I also purchased a pair of Running Lites gloves. These are gloves that have a compartment to slip an LED light into to help light the way when running in the dark. As I've gotten older, I just don't see as well in the dark so I'm looking forward to trying them out.
We came upon the Honey Stinger booth, which was offering free samples. I have been wanting to taste their products and was happy to find they make an organic chew, so I bought a package of the grapefruit flavor to try. Hopefully if I am able to use them without stomach issues, I'll be able to find them around here.
Another great thing about the expo was that they had Army soldiers stationed throughout showcasing their fields of expertise. I talked for a while with a medic and got to see his supplies, etc. Mr. Helen was fascinated with the guns and grenades and so on.
Our favorite non-retail booth was the one with the Army Olympic athletes. I got to meet USA's 5000 meter silver medalist, Paul Chielmo - and I got a photo, plus he signed the back of my bib. As he won the 10-miler last year with a time of 48:19 (yep, ten miles in under an hour), I was hoping that signature would speed up my legs.
This was a good race and one I'd be willing to do again, hoping that I could be in a faster wave maybe.
I wore my Garmin and started it when I crossed the starting mats. When it reached 10 miles, I shut it off but was nowhere near the finish mat. To me, this showed how much jogging around walkers I had to do, as races are usually measured on tangents. In fact, my Garmin time showed 2:12:39 and my official time was 2:15:59. I sort of wish I'd left it on to see just how much further 'I' actually ran.

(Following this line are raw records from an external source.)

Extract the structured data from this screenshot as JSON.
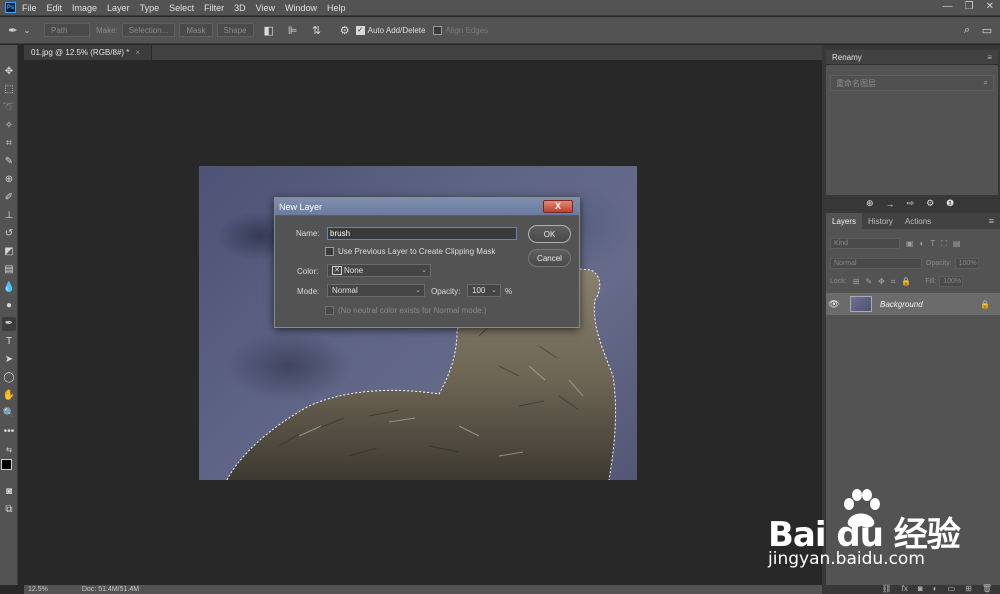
{
  "app": {
    "logo": "Ps"
  },
  "menu": [
    "File",
    "Edit",
    "Image",
    "Layer",
    "Type",
    "Select",
    "Filter",
    "3D",
    "View",
    "Window",
    "Help"
  ],
  "window_controls": [
    "—",
    "❐",
    "✕"
  ],
  "options_bar": {
    "path_btn": "Path",
    "make_label": "Make:",
    "selection_btn": "Selection...",
    "mask_btn": "Mask",
    "shape_btn": "Shape",
    "auto_add_delete": "Auto Add/Delete",
    "auto_add_delete_checked": true,
    "align_edges": "Align Edges",
    "align_edges_checked": false
  },
  "document": {
    "tab_title": "01.jpg @ 12.5% (RGB/8#) *",
    "close": "×"
  },
  "dialog": {
    "title": "New Layer",
    "close": "X",
    "name_label": "Name:",
    "name_value": "brush",
    "clipping_label": "Use Previous Layer to Create Clipping Mask",
    "color_label": "Color:",
    "color_value": "None",
    "mode_label": "Mode:",
    "mode_value": "Normal",
    "opacity_label": "Opacity:",
    "opacity_value": "100",
    "opacity_unit": "%",
    "neutral_label": "(No neutral color exists for Normal mode.)",
    "ok": "OK",
    "cancel": "Cancel"
  },
  "renamy": {
    "title": "Renamy",
    "search_placeholder": "重命名图层"
  },
  "layers": {
    "tabs": [
      "Layers",
      "History",
      "Actions"
    ],
    "kind": "Kind",
    "blend_mode": "Normal",
    "opacity_label": "Opacity:",
    "opacity_value": "100%",
    "lock_label": "Lock:",
    "fill_label": "Fill:",
    "fill_value": "100%",
    "background_name": "Background"
  },
  "status": {
    "zoom": "12.5%",
    "doc": "Doc: 51.4M/51.4M"
  },
  "watermark": {
    "logo": "Bai du 经验",
    "url": "jingyan.baidu.com"
  },
  "colors": {
    "accent": "#31a8ff",
    "dialog_title": "#7f8fae",
    "close_red": "#c0402e"
  }
}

The wind gusts really wore me down, particularly towards the end of the race. I just wanted it to stop for a minute.
It's hard to race away from home as you're completely off your normal schedule of eating, drinking, and sleeping. I did fine with the eating, but felt dehydrated for most of this trip, even though I had taken a 24 pack of water bottles with us. Plus we spent almost all of Saturday in the pouring rain and I told Mr. Helen I was in a perfect storm to get sick since the immune system weakens during hard training. Not to mention my fall which I think shocked my body a bit. I was correct, as I've been nursing a very sore throat and what seems to be turning into a head cold since Tuesday.
Fall injuries: my ankle held up well but my shoulder started aching around mile 8. Since I was walking a lot to fix my foot, I tried to relax and whirl my arms around but it didn't help much. I'm probably going to need to give up and go to a PT to fix it.
I normally never wear a hat when running in these temps but I needed it at first because of the rain. I had left my wicking hat at home so this was an ordinary cap. It got really hot, but I had nowhere to put it and I didn't want to throw it away, so I sweated and suffered. Next race I will make sure to have both a throwaway shirt and a throwaway hat.
I found out I still get annoyed with everything once I'm hurting or tired. (Remember I did all my long runs alone.) Between miles 7-9, I actually let a group go past me because I couldn't stand the sound of the guy's voice who was giving history lessons about Washington DC to the people he was running with. I was also extremely annoyed with a guy who kept running backwards and making jokes with spectators. He was obviously a faster runner who was helping some people about my pace, but I truly wanted to strangle him. This was when I wished for headphones, which are banned on this course.
All in all, I'm really proud of myself for digging in and doing this. I may not be the runner I once was, but I'm still a runner who can do an organized race.